Selecting The Perfect Flooring Material For Your Conservatory
There are so many options on the market that it can be hard to choose the right flooring for bespoke conservatories. It probably won’t come as a surprise to you to learn that the flooring you choose will make a real difference to the feel of your conservatory. Things that you should consider before making the decision include the size and shape of your conservatory as well as the type of furniture you intend to use. Of course, you should also give serious thought to how you expect to use your conservatory.

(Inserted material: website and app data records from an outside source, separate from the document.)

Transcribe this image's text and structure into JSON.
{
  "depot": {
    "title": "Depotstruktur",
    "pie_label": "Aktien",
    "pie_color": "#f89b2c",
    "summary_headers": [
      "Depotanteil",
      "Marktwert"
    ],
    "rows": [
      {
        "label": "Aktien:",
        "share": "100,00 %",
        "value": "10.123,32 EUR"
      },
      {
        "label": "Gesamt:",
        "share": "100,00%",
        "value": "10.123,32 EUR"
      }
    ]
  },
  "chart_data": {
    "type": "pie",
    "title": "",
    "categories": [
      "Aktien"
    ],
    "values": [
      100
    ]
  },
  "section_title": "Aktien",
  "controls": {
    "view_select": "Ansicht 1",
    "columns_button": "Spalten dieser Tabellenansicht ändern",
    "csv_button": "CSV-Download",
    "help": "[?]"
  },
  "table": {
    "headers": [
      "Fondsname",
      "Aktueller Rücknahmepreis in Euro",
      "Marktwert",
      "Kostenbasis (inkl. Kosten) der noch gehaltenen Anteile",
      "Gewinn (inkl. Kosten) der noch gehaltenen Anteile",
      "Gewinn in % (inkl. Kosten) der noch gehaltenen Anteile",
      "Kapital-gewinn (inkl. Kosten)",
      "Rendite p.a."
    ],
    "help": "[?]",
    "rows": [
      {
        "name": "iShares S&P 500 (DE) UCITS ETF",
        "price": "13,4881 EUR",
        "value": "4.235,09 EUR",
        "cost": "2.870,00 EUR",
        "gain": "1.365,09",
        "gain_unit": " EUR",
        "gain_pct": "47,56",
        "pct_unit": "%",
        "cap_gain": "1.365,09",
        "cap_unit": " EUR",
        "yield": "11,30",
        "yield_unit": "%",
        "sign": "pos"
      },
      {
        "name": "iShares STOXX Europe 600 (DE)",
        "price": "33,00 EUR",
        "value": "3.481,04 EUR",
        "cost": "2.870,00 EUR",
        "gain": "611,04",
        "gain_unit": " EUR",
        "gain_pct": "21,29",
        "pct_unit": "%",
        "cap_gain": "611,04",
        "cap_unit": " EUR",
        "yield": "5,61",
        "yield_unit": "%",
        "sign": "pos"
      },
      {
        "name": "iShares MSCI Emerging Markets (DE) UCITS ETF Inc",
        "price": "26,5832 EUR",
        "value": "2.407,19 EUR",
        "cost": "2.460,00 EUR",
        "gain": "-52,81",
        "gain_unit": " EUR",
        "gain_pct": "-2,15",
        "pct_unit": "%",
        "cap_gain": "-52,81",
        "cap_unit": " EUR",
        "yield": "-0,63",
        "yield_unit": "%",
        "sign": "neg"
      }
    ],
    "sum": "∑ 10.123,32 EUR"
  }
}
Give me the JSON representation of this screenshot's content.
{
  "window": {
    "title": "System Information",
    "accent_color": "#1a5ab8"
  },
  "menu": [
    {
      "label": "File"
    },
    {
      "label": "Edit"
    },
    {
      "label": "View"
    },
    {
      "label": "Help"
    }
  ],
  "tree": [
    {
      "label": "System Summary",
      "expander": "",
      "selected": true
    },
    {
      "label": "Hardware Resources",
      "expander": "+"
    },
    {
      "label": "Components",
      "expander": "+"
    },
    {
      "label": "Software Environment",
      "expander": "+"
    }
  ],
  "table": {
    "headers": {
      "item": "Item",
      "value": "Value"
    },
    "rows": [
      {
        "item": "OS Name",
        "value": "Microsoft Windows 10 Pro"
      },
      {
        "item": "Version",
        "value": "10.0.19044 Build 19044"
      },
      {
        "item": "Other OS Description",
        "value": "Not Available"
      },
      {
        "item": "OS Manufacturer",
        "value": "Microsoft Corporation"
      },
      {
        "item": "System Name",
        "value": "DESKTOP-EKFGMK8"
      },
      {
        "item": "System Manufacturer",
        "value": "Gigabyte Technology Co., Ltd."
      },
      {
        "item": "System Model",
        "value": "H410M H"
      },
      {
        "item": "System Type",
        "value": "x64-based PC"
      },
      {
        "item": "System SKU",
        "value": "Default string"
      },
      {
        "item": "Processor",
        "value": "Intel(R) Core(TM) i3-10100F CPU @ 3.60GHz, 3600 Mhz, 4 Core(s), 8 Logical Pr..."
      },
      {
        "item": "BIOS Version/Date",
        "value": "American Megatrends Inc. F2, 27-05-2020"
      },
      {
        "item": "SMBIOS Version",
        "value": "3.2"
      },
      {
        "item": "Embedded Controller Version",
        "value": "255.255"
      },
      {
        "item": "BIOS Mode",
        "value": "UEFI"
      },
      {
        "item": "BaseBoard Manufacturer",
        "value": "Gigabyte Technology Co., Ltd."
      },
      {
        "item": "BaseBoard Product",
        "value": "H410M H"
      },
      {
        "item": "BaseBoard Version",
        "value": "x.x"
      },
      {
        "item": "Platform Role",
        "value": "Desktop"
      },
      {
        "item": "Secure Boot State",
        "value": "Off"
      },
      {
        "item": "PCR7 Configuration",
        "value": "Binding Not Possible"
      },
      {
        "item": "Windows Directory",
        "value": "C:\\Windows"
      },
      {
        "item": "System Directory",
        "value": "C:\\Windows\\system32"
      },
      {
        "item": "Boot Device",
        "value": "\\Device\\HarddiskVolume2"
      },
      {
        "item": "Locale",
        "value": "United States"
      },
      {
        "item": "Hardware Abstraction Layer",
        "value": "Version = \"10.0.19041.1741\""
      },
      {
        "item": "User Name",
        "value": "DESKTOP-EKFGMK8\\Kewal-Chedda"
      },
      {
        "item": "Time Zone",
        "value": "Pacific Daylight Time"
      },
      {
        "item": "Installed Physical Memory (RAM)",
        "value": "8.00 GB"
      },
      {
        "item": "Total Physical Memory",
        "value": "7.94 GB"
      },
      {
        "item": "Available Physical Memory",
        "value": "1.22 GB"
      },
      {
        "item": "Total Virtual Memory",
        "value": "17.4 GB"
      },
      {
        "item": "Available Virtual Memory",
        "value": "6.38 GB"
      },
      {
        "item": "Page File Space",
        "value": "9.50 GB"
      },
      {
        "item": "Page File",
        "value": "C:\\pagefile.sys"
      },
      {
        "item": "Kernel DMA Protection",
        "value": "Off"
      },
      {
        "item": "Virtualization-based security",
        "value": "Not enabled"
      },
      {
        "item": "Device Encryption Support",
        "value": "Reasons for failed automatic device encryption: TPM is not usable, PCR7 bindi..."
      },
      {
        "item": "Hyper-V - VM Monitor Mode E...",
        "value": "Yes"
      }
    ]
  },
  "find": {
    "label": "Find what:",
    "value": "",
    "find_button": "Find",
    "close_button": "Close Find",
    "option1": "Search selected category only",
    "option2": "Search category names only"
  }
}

There are five main types of flooring that you are likely to be offered for your conservatory. Wood (both real wood and engineered wood), carpet, vinyl and laminate flooring are the main options. When properly installed in a conservatory which doesn’t have any problems with leaking, any of these solutions would be suitable.
Laminate flooring is a good cheap alternative to real wood and is very easy to install. The wide range of styles and colors ensure that modern laminate flooring looks fantastic. It is tough, and it is quick and simple to replace any individual panels that may become damaged. So easy to fit, laminate has gone on to become the most popular of the floorings options on the market due to great value mixed with a great look. Being wiped clean is another significant advantage when conservatories so often have people walking in with greasy feel or spilling things during barbecues.
There is, of course, a reason why real wood is considered to be so desirable, despite being much more expensive and harder to fit. You can tell the difference against even the very best laminate, so if you can afford the option, it is worth considering. Stylish and sophisticated, but also a natural temperature regulator, you can see why people continue to go for wood floors.
The big downside with wood is swelling though. When you have either humidity or a disparity in temperature between the flooring and the surface below this can cause swelling. Wood grows in damp weather and contracts in dry weather, so any room susceptible to changing conditions will be at risk. Another great way to combat the problem is to use engineered wood, where real wood is put in a thinner layer on top of another material which isn’t susceptible to swelling.
Vinyl isn’t as common in conservatories but depending on what you use your room for it can be a useful material. It is easy to clean and fully waterproof so it your floor often gets wet or is often used as a walkway between the garden and indoors then it could be worth looking at. It doesn’t hurt that vinyl is cheap as chips either.